Do you remember the days when there was a counter in every Japanese department store where stampcould buy and sell ? What fun those days were! As a child, I often stopped at those counters on my way home from school. I would the stamps and imagine that I was taking a trip around the world.
I started collecting postage stamps when I was quite young. My father encouraged it as both a hobby and a smart. He received letters from all over the world. So our house was always full of interesting stamps. I believed that my stamp collection would be when I grew up.
For most of my life, I was only interested in colorful stamps of art or nature. Ithe "head stamps" — those little stamps with heads of national leaders or people from history. Head stamps bored me.
But that changed a few years ago, when I gave up my unrealistic dream offrom stamps. I decided to the unused stamps from my collection and stick them on letters and packages that I mailed to friends and family.
As I did this, I began to pay more attention to head stamps. I searched online for the backgrounds of the stamps. And I learned that many of the people pictured in them hadstories.
There wasreason these people were celebrated on postage stamps.

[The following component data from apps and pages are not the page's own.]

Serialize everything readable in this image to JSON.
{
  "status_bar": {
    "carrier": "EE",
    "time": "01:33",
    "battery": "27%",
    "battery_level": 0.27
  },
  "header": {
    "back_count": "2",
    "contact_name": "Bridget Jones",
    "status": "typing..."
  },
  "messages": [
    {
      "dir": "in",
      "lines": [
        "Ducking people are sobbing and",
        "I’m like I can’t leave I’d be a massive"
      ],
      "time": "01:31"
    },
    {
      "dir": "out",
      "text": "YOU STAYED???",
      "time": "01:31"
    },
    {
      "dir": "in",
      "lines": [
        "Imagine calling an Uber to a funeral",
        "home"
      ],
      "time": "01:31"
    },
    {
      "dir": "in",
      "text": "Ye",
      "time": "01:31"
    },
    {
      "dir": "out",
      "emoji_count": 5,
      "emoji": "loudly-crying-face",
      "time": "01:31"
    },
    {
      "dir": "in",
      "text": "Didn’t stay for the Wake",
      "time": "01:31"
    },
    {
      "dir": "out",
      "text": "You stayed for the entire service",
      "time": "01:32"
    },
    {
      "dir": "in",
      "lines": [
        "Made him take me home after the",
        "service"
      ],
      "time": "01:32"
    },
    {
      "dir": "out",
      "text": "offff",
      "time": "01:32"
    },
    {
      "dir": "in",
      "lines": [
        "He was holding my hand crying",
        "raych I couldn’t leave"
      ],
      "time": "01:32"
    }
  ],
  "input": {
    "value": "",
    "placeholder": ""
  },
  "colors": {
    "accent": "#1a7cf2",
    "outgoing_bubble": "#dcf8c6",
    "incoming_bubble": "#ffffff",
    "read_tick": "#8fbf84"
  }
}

Many of them shaped world history. Many of them left famous quotes that encouraged generations of people. Many of them enriched the arts, music, literature, science and .
I was inspired to celebrate these heads in my own way. Iused head stamps by making "Stamp People" postcard . I added , slightly bodies to the heads with colorful paper from old magazines. In the background of each card, I wrote words that suited the person in the stamp.
Making Stamp People is a great way to learn history. It is much more fun thannames and dates from textbooks. This discovery is one of the best things that has happened to me this year.
At first I used the heads of famous people like Abraham Lincoln, Albert Einstein and. When I familiar heads, I researched the heads that I did not . This is how I learned about Hisoka Maejima, the Meiji Era of Japan Post; Mary Lyon, the American pioneer of women's education; and , France's symbol of freedom.
If you are curious, you can see my Stamp People on Instagram by searching for dosankodebbie.
The Japan Times ST: November 10, 2017